A member of the "Band of Brothers" who fought in some of World War II's fiercest European battles, Ed Mauser shunned the limelight and kept his service with the Army unit a secret, even from some of his family.
His role came to light only after his brother-in-law got him a copy of the HBO miniseries "Band of Brothers," said Terry Zahn, who met Mauser during a 2009 Honor Flight trip to Washington, D.C., to see the World War II memorial. Mauser, who died Friday, told his family that some of the things in the miniseries, like the locations of buildings, weren't quite what he remembered from being there in person.
But before that, "he never talked about it for years and years and years," said Zahn, president of the Midwest chapter of the 101st Airborne Division Association.
They are all slowly passing away now. By the hundreds each day, we are losing those who fought and bled and died. Ultimately they prevailed to secure and protect our freedoms. And yet the large majority of Americans are not only oblivious to their passing, but they are oblivious to the debt that we owe these men.
Zahn said he kept his service a secret, even from his relatives. After it became known, he reunited with some of his Army buddies and made a few public appearances. He preferred to stay out of the limelight.
"Don't call me a hero," Mauser told the Lincoln Journal Star in a 2009 interview. "I was just one of the boys. I did what I was told, and let's leave it at that."
None of them wanted to be called heroes, yet that is what they were and who they are to those of us who recognize their sacrifices and their love of their country. Ed didn't want to be called a hero in life, he only did what he was told to do and what was required of him to hear him tell it.
But Ed Mauser was a hero by all definition. Along with the thousands of others who returned home and the thousands who didn't. They each answered the call of their nation and gave what was required, as best they could. They contributed, each in their own ability.
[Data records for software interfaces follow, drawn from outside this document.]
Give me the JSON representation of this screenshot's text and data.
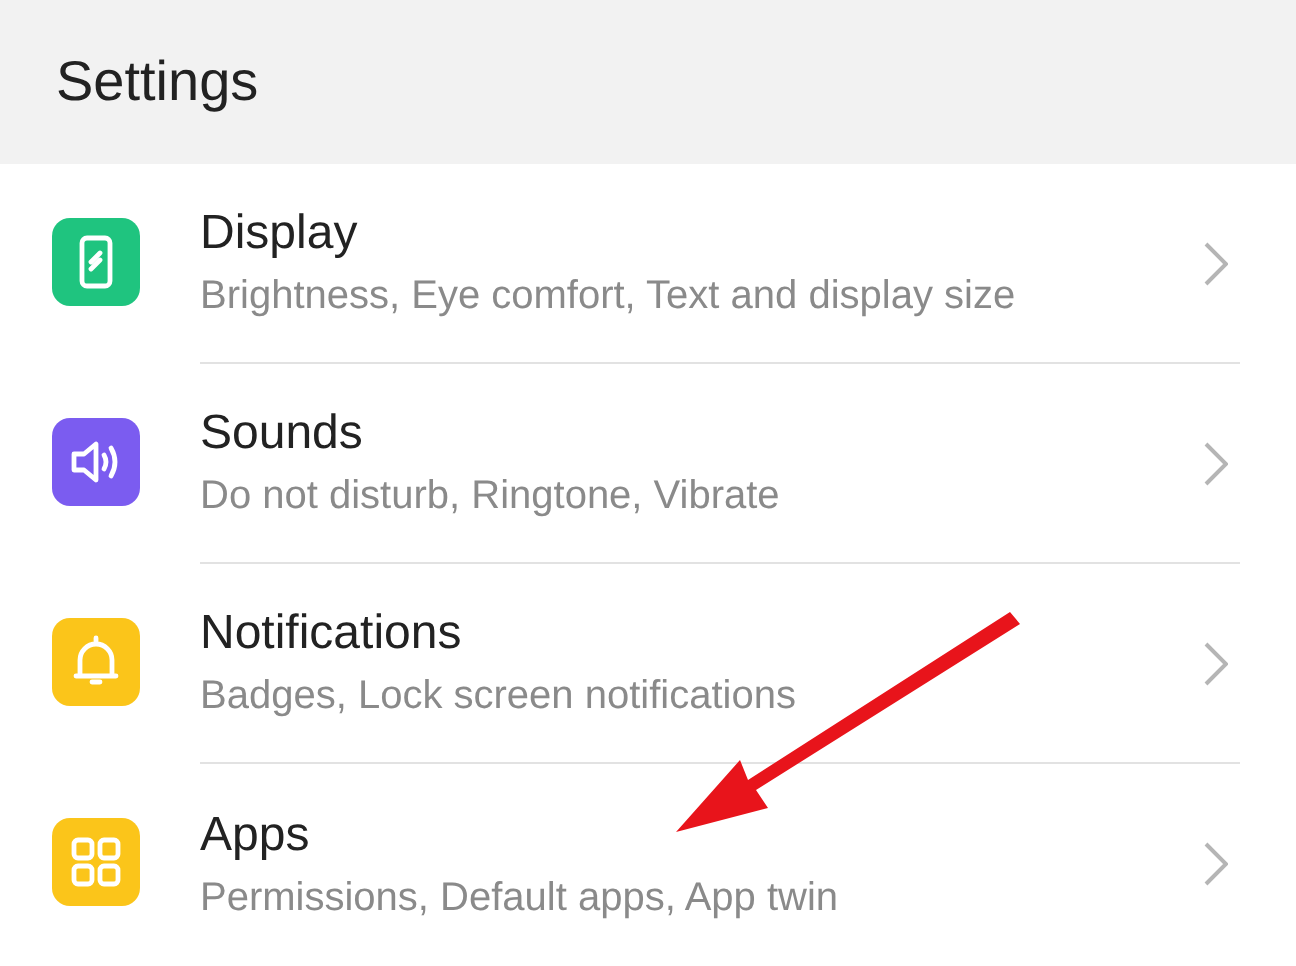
{
  "header": {
    "title": "Settings"
  },
  "items": [
    {
      "kind": "phone",
      "color": "#1fc47f",
      "title": "Display",
      "subtitle": "Brightness, Eye comfort, Text and display size"
    },
    {
      "kind": "speaker",
      "color": "#7b5cf0",
      "title": "Sounds",
      "subtitle": "Do not disturb, Ringtone, Vibrate"
    },
    {
      "kind": "bell",
      "color": "#fbc51a",
      "title": "Notifications",
      "subtitle": "Badges, Lock screen notifications"
    },
    {
      "kind": "grid",
      "color": "#fbc51a",
      "title": "Apps",
      "subtitle": "Permissions, Default apps, App twin"
    }
  ]
}
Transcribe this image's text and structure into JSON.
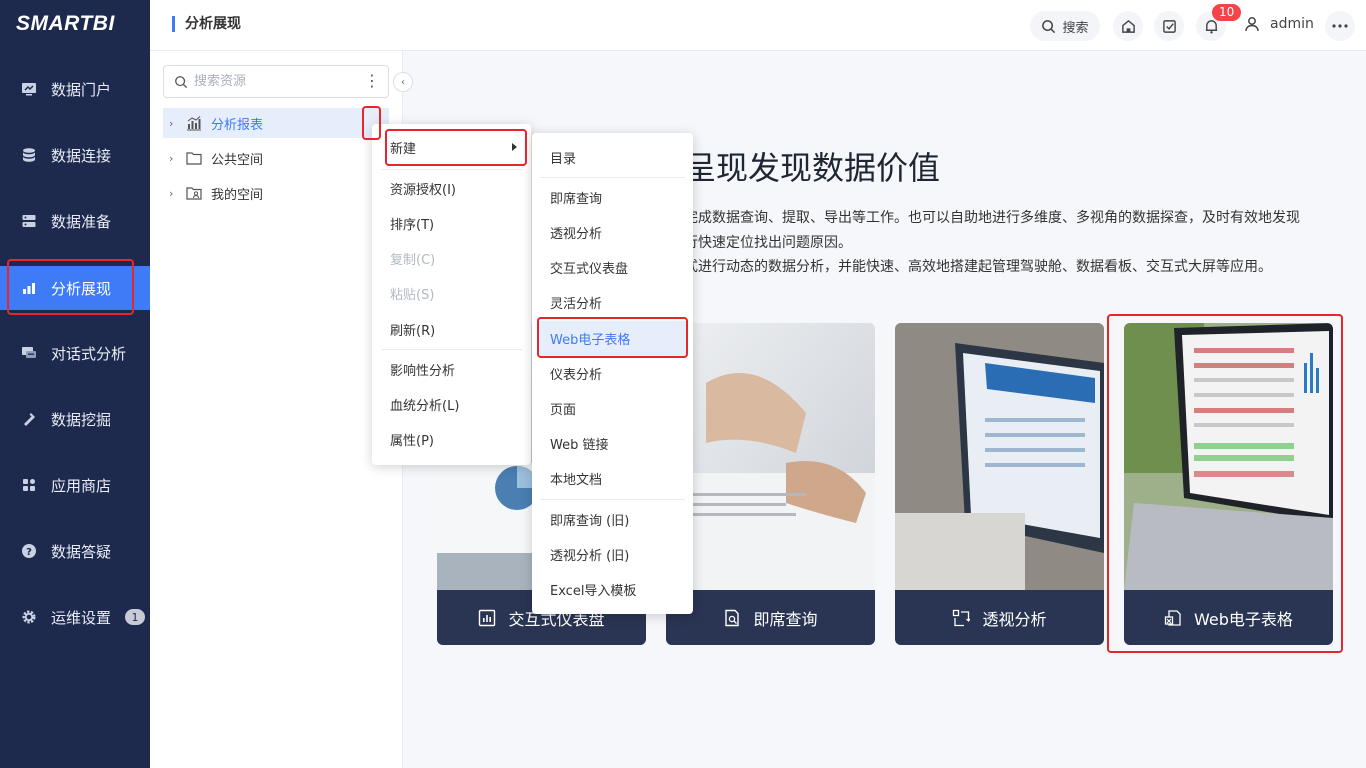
{
  "app": {
    "logo": "SMARTBI"
  },
  "sidebar": {
    "items": [
      {
        "label": "数据门户",
        "icon": "monitor-chart-icon"
      },
      {
        "label": "数据连接",
        "icon": "database-icon"
      },
      {
        "label": "数据准备",
        "icon": "server-icon"
      },
      {
        "label": "分析展现",
        "icon": "bar-chart-icon",
        "active": true
      },
      {
        "label": "对话式分析",
        "icon": "chat-icon"
      },
      {
        "label": "数据挖掘",
        "icon": "pickaxe-icon"
      },
      {
        "label": "应用商店",
        "icon": "apps-icon"
      },
      {
        "label": "数据答疑",
        "icon": "question-icon"
      },
      {
        "label": "运维设置",
        "icon": "gear-icon",
        "badge": "1"
      }
    ]
  },
  "header": {
    "title": "分析展现",
    "search_label": "搜索",
    "notification_count": "10",
    "username": "admin"
  },
  "tree": {
    "search_placeholder": "搜索资源",
    "items": [
      {
        "label": "分析报表",
        "icon": "report-icon",
        "selected": true
      },
      {
        "label": "公共空间",
        "icon": "folder-icon"
      },
      {
        "label": "我的空间",
        "icon": "user-folder-icon"
      }
    ]
  },
  "context_menu": {
    "items": [
      {
        "label": "新建",
        "submenu": true
      },
      {
        "label": "资源授权(I)"
      },
      {
        "label": "排序(T)"
      },
      {
        "label": "复制(C)",
        "disabled": true
      },
      {
        "label": "粘贴(S)",
        "disabled": true
      },
      {
        "label": "刷新(R)"
      },
      {
        "label": "影响性分析"
      },
      {
        "label": "血统分析(L)"
      },
      {
        "label": "属性(P)"
      }
    ]
  },
  "submenu": {
    "items": [
      {
        "label": "目录"
      },
      {
        "label": "即席查询"
      },
      {
        "label": "透视分析"
      },
      {
        "label": "交互式仪表盘"
      },
      {
        "label": "灵活分析"
      },
      {
        "label": "Web电子表格",
        "highlighted": true
      },
      {
        "label": "仪表分析"
      },
      {
        "label": "页面"
      },
      {
        "label": "Web 链接"
      },
      {
        "label": "本地文档"
      },
      {
        "label": "即席查询 (旧)"
      },
      {
        "label": "透视分析 (旧)"
      },
      {
        "label": "Excel导入模板"
      }
    ]
  },
  "main": {
    "hero_title_visible": "呈现发现数据价值",
    "desc_lines": [
      "完成数据查询、提取、导出等工作。也可以自助地进行多维度、多视角的数据探查，及时有效地发现",
      "行快速定位找出问题原因。",
      "式进行动态的数据分析，并能快速、高效地搭建起管理驾驶舱、数据看板、交互式大屏等应用。"
    ],
    "cards": [
      {
        "label": "交互式仪表盘",
        "icon": "dashboard-icon"
      },
      {
        "label": "即席查询",
        "icon": "query-icon"
      },
      {
        "label": "透视分析",
        "icon": "pivot-icon"
      },
      {
        "label": "Web电子表格",
        "icon": "spreadsheet-icon"
      }
    ]
  },
  "colors": {
    "sidebar_bg": "#1d2a4d",
    "accent": "#3d7bf7",
    "highlight_box": "#e5262a"
  }
}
And yes, the measure of a hero can be weighed.
A hero is the individual who held out and held on when their minds screamed to them that there was no more holding out or holding on.
A hero is the individual who looked death in the eye and stood fast, as they would rather have died facing death eye to eye, than to have walked away or fled their duty.
A hero is the individual who gave selflessly for the benefit and safety of others, often times to the sacrifice of their own life. But they never brag about what they did.
Heroes never intend to be heroes. They shun the title and deep down inside I suppose many of them think "If they only knew how scared I was, they would never think of me as a hero."
Little do they realize, that fear is what staunched their souls and kept them at their posts and provided them with the last ounce and measure of courage required at that single moment in time.
Ed Mauser was a hero. He was a young man when he answered the call of his country and when he endured the threat of death at Normandy and later at Bastone. When all others including their enemy saw no point to their continued resistance, Ed and his band of brothers stood fast and held on. And for that they will always be known as 'The battling bastards of Bastone." They never quit, they never gave up on each other and they never gave into the pressure of their enemy.
So was Ed Mauser a hero? You can count on it. Ed embodied what all heroes share. A love of his country and a love of his brothers in arms, to the last man. Ed has gone to be with those brothers now, both those lost so many years ago on those battle fields and those who have slowly marked the passage of time since, before their own passing.
I am sure as Ed's last breath settled, there were immediately those present around him to walk with him into glory. Gladly patting him on the back and telling him of his welcomed arrival in heaven.
Was Ed Mauser a hero? I for one will always believe so. As I will always believe that he now once again serves in the company of heroes, once again with his brothers in heaven.